Instructions to follow: Would you copy out each line of the records below that includes the word "true"?

Records for this task:
[Start of section]

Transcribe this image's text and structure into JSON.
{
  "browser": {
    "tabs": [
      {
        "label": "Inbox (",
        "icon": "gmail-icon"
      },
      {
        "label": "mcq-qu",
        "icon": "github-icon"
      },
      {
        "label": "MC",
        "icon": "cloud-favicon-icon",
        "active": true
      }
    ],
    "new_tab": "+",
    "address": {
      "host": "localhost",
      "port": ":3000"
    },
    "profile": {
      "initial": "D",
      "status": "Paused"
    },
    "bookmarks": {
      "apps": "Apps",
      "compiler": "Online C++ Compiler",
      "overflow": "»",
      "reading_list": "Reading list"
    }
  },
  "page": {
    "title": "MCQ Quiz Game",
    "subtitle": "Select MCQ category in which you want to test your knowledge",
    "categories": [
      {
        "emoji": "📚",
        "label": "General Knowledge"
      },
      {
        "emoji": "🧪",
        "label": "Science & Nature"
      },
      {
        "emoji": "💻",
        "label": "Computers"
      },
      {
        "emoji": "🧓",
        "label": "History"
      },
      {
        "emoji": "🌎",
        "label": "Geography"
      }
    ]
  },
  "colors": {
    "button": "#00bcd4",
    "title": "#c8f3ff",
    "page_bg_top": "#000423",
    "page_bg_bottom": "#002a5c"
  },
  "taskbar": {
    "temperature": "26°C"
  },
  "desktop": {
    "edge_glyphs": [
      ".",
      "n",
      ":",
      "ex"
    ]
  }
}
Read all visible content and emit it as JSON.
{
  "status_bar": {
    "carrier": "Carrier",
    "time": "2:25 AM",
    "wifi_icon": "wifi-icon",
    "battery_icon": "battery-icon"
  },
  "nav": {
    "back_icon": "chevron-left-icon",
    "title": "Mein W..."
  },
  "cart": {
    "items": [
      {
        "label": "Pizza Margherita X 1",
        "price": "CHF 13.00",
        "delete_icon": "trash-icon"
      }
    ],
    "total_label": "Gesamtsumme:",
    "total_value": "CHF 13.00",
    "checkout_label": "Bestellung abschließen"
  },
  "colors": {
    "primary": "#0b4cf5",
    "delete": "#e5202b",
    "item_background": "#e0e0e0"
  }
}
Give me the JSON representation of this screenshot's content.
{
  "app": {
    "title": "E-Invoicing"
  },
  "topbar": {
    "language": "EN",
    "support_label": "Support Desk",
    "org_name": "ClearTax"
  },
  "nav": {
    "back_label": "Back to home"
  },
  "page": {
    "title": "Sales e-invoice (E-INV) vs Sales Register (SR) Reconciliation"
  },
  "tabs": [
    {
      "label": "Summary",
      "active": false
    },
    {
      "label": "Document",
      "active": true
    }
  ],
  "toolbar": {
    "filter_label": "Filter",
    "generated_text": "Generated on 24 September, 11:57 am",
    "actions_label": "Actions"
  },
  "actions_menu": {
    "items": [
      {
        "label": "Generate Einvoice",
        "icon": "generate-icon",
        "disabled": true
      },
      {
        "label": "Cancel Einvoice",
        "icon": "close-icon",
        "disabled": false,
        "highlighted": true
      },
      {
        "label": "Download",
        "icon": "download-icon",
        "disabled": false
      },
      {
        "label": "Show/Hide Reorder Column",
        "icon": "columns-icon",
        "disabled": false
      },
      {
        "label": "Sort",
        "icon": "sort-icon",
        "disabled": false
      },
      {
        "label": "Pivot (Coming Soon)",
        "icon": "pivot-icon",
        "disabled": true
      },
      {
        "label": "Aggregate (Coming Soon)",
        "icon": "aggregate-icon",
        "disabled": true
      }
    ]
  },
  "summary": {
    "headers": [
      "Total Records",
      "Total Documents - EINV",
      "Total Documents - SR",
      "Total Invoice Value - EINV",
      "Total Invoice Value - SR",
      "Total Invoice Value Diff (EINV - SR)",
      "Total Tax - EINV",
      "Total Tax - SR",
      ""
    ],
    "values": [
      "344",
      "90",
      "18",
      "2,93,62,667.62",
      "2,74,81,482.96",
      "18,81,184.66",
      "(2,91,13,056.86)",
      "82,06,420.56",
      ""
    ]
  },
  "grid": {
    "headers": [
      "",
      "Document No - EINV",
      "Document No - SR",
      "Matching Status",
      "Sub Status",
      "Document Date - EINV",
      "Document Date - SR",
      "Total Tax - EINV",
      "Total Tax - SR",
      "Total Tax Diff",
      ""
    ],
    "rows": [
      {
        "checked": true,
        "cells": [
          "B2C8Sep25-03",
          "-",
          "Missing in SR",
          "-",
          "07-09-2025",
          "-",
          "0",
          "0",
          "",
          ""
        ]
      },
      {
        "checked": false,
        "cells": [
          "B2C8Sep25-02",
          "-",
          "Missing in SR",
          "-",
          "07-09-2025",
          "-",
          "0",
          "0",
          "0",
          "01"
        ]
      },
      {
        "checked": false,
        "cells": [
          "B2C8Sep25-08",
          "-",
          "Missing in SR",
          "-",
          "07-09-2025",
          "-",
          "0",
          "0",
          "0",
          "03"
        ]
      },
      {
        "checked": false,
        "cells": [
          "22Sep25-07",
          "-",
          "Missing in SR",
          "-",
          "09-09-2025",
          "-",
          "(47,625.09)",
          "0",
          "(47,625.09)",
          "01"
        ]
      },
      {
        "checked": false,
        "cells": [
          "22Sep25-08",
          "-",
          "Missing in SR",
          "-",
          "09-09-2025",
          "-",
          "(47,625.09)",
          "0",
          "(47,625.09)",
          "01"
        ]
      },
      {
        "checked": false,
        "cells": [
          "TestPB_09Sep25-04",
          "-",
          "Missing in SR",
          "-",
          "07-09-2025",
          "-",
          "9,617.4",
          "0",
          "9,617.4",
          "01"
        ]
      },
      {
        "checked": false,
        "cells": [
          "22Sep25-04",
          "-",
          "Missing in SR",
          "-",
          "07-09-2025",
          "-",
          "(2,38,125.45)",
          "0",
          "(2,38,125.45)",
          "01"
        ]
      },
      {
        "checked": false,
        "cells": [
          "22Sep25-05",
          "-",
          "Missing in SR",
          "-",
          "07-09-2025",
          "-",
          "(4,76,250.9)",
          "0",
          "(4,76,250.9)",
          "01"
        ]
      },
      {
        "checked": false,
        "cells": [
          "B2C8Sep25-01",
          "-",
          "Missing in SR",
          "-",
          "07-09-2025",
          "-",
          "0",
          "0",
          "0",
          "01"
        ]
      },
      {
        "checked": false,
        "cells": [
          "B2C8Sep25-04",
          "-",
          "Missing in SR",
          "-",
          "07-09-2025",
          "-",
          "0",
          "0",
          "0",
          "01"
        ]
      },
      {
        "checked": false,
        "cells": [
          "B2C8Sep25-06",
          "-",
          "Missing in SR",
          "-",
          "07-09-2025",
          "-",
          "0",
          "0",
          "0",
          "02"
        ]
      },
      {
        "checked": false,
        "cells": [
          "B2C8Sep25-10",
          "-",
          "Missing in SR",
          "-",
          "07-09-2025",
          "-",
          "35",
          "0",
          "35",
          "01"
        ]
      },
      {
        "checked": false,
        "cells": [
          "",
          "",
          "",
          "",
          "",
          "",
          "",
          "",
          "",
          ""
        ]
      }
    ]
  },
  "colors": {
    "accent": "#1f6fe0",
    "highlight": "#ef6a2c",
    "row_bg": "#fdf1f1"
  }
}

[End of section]

Output of the task:
        "active": true
      "active": true
        "disabled": true
        "highlighted": true
        "disabled": true
        "disabled": true
        "checked": true,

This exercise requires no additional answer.